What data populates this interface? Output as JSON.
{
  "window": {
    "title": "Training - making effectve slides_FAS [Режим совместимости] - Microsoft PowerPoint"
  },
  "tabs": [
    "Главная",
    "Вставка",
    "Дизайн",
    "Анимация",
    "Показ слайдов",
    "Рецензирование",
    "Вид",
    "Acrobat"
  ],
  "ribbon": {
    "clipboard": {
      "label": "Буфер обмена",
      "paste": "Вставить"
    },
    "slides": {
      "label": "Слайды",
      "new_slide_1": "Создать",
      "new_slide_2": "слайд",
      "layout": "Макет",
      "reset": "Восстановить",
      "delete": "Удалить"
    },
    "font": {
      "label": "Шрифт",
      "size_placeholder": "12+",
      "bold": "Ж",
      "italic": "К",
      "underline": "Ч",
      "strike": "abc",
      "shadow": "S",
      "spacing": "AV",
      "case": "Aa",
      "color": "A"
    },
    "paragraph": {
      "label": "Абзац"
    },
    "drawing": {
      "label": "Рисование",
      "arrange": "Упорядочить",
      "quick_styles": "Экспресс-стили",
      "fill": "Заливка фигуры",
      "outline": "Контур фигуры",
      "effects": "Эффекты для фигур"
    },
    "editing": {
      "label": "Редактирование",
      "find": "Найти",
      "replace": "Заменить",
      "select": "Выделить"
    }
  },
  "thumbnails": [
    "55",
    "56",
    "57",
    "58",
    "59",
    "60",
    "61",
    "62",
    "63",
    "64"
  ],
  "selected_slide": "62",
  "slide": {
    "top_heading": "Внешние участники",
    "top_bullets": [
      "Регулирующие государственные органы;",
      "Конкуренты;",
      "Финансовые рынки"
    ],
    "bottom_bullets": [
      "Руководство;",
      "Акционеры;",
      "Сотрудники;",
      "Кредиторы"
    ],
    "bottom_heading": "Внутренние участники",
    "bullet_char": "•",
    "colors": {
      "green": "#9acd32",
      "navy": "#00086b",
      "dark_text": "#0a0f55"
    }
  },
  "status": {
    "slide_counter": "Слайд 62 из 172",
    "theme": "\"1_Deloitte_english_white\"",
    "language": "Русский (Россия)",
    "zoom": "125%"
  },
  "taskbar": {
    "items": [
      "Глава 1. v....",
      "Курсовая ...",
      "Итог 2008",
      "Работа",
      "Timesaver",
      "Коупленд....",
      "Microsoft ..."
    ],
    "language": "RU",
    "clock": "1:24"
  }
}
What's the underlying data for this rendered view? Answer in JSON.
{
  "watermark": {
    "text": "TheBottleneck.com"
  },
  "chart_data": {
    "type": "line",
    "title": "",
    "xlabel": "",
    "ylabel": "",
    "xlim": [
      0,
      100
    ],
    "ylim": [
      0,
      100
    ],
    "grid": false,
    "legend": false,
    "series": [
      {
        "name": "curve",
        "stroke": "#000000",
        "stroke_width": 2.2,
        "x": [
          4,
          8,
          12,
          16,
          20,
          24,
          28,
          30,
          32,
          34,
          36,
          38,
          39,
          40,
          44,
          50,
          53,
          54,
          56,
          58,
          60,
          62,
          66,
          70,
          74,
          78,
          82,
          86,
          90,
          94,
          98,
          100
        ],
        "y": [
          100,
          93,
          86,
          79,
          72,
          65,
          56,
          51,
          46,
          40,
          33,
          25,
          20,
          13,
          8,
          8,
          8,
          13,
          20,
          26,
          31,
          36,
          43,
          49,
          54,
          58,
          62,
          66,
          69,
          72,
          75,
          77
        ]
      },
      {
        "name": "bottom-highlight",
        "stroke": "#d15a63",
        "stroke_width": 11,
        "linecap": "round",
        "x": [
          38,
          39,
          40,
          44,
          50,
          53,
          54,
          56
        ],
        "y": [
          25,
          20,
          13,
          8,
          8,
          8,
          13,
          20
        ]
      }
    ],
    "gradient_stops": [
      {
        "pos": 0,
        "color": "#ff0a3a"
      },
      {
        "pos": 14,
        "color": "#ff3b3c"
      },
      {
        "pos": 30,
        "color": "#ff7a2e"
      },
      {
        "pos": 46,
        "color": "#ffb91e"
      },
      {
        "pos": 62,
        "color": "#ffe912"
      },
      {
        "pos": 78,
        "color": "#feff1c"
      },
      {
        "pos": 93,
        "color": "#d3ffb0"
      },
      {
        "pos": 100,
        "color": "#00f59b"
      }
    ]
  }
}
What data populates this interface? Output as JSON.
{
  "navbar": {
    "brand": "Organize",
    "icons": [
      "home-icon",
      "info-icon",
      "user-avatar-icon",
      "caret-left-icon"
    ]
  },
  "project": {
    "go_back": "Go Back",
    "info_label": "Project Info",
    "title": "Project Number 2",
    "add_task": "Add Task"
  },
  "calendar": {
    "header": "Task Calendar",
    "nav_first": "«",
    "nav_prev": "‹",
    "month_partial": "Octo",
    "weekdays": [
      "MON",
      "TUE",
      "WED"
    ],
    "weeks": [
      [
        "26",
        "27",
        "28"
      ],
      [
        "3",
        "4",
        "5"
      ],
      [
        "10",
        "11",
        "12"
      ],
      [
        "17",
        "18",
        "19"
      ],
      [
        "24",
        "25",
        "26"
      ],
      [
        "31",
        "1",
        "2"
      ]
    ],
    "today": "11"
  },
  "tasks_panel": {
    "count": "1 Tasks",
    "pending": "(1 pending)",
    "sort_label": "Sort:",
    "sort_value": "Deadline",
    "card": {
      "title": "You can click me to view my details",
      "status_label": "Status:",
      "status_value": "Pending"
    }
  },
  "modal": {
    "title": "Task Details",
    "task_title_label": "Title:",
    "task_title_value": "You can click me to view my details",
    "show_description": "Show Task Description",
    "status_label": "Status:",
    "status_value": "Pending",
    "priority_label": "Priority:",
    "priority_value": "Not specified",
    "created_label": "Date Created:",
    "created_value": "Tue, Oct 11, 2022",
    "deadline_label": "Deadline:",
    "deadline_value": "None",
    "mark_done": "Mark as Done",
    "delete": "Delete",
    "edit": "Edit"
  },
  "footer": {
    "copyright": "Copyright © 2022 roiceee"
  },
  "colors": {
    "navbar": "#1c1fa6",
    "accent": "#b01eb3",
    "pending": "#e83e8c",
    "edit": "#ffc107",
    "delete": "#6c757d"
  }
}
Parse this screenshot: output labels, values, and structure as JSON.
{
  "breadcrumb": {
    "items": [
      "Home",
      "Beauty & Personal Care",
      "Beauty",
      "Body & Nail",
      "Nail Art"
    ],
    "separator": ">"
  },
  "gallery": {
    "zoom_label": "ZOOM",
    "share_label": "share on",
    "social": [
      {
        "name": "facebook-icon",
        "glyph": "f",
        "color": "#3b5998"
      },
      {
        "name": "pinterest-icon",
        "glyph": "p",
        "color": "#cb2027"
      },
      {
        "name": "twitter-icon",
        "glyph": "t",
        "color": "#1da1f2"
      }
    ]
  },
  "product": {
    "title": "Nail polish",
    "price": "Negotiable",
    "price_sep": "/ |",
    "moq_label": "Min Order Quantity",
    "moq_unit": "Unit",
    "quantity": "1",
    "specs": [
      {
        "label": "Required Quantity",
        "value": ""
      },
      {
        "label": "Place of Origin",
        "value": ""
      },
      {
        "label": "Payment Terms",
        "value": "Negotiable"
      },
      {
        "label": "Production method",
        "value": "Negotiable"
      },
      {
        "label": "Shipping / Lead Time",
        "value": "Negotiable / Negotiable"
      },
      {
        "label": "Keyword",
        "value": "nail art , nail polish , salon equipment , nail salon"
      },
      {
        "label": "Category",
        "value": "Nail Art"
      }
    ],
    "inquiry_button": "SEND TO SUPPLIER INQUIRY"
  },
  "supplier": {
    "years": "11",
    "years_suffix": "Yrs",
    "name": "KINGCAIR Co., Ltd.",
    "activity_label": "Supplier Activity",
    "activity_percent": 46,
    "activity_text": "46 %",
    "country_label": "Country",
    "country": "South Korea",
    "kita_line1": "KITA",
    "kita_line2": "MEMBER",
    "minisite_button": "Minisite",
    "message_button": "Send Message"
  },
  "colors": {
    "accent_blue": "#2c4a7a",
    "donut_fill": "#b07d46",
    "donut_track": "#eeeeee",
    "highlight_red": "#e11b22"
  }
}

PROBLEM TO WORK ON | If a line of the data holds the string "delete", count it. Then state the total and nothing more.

RESPONSE | 3